As the leader of a school which boasts excellent academic results, I am not averse to young people taking tests. Assessment as part of a broader educational framework offers an invaluable insight for the teacher into the understanding of the student at a given point. It also is the means by which the bar is set for admission to Higher Education. No fair minded person should deny that assessment has its place, an important place, in the education of our young people.
So why are some parents getting so exercised by the latest round of assessments being taken by children in primary schools? SATS-Gate has drawn the ire of parents fulminating about the negative impact of the test on their child’s well-being. The media is awash with stories of parents’ plans to take their children out on the SATS day to engage with Forest School-type activities or enjoy a more cultural experience related to learning. This is seen as infinitely preferable to sitting the test imposed on them by the Department for Education.
The battle lines between the two sides are clear and have been helpfully articulated by Nick Gibbs, the Education Minister, and Chris Riddell, the Children’s Laureate:
“These tests are vital in helping schools to ensure that young children are learning to read, write and add up well. The truth is, if they don’t master literacy and numeracy early on, they risk being held behind and struggling for the rest of their lives.” Gibbs
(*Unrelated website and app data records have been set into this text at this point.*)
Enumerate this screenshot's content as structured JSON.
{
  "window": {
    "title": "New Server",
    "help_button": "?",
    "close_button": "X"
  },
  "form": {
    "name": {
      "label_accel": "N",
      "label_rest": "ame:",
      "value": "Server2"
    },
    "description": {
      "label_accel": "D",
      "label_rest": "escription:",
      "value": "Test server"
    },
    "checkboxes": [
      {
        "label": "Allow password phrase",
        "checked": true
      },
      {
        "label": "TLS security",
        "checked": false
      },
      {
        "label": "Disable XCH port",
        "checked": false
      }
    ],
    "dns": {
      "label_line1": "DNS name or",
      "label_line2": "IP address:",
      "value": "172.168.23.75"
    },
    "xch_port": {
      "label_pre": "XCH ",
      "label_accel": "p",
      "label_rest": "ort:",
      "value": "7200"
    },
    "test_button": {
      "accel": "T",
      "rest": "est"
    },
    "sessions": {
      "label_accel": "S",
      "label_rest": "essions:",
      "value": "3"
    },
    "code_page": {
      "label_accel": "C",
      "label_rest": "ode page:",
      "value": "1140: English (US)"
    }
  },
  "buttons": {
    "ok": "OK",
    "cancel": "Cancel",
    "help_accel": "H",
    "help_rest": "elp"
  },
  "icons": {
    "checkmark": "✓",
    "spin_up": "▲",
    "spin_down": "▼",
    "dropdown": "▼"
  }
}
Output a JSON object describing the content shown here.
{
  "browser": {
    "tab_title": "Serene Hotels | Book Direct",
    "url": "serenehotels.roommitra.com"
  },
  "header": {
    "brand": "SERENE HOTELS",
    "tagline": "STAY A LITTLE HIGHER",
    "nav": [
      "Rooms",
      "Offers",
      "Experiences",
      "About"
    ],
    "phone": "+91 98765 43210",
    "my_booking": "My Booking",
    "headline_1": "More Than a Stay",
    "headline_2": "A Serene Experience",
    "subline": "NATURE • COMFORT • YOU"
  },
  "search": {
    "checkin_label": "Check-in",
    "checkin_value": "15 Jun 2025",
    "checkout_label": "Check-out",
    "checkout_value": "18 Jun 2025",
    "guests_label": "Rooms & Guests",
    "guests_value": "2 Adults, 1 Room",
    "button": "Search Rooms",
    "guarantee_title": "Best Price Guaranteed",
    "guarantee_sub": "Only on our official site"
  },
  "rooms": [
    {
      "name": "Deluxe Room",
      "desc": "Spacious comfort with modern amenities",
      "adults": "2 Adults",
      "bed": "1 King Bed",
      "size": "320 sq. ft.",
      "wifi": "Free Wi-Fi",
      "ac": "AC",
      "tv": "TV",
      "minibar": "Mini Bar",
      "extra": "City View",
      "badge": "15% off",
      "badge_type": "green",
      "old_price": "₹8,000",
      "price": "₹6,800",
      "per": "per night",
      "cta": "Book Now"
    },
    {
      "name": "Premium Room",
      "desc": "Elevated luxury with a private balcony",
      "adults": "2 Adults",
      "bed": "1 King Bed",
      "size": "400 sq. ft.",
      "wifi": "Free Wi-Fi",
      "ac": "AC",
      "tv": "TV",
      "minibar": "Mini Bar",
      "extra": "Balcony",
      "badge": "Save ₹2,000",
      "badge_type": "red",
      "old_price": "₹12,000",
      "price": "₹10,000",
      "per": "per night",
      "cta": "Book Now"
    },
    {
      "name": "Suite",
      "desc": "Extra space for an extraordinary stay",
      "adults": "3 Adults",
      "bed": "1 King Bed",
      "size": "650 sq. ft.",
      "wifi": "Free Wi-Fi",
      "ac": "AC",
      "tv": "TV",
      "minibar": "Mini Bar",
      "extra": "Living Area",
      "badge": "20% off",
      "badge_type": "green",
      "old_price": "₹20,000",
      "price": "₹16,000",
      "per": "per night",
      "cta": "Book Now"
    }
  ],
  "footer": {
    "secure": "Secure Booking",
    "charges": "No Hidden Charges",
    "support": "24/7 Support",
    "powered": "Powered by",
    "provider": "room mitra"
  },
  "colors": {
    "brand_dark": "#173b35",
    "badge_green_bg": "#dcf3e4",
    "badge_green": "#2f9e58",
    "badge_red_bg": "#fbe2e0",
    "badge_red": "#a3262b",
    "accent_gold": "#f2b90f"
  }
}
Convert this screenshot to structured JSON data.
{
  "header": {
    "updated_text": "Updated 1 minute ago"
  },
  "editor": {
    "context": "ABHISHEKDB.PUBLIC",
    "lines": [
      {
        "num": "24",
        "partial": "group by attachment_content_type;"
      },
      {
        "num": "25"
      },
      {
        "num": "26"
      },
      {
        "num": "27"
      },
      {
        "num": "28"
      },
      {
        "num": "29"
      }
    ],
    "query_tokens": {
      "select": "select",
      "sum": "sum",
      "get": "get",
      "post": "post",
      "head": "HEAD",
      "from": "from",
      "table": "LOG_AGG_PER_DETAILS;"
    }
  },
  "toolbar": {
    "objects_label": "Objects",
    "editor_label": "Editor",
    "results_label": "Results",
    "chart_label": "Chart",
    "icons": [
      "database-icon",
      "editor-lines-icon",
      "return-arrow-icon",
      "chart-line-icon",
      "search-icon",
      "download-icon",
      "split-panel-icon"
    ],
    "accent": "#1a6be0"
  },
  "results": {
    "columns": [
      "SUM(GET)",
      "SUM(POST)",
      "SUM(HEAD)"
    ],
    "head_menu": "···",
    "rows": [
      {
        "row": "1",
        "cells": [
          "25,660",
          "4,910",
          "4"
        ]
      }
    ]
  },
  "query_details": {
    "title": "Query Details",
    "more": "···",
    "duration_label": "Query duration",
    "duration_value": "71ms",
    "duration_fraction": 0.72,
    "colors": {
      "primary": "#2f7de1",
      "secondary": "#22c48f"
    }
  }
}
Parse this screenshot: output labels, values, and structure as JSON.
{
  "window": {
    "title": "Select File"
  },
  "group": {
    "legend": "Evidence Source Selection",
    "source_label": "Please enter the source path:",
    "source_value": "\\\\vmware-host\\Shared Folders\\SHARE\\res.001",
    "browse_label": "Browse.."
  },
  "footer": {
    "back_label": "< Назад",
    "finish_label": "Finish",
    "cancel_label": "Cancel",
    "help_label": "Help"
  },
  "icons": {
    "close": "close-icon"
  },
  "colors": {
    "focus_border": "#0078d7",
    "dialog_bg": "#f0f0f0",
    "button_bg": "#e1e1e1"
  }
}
“My feeling is there should be more trust in teachers and their ability to assess children at this age, rather than through testing. The children are being put under undue stress and my argument is what is the value of what comes from this testing. I think it is questionable.” Riddell
Both protagonists clearly are keen for children to learn. Their point of difference is around how to ensure this is happening effectively. How do we leverage learning? My view is that we should go back to first principles, and place the learner at the heart of their own learning. Every decision in education should be around the well-being of each child, supporting them in their learning from the age of 3 to 18. Let’s pause for a moment to imagine a world where a young person’s well-being was at the fore of policy making? What would this look like? I would suggest that assessment and data would not be driving judgements about education as currently they are. Absolutely imperative to supporting well-being is employing professional teachers who have the knowledge, understanding and inter-personal skills to ensure each of their students is supported at school. Teachers who care enough to build meaningful relationships with youngsters making them feel valued. Teachers who are passionate about learning in ways which are infectious. Teachers who are allowed to exercise their professional judgement within the classroom about both the delivery of the curriculum and assessment.
This nirvana is certainly recognisable to me from my early years as a teacher. Teachers are still motivated to want to make a difference to their students. But until the system by which we measure the success of schools and the young people in their care values the well-being agenda, there will remain this struggle for the heart of education. At a time when the mental health of our young people is routinely making national news with handwringing around the impact of the digital world on mental well-being and stress more generally causing real and serious damage to teenagers, surely it is time to challenge the ” cri de coeur” of our age fixated on driving up academic standards at any cost. As any educational professional knows through experience, if a young person’s well-being is in a good place, they will learn.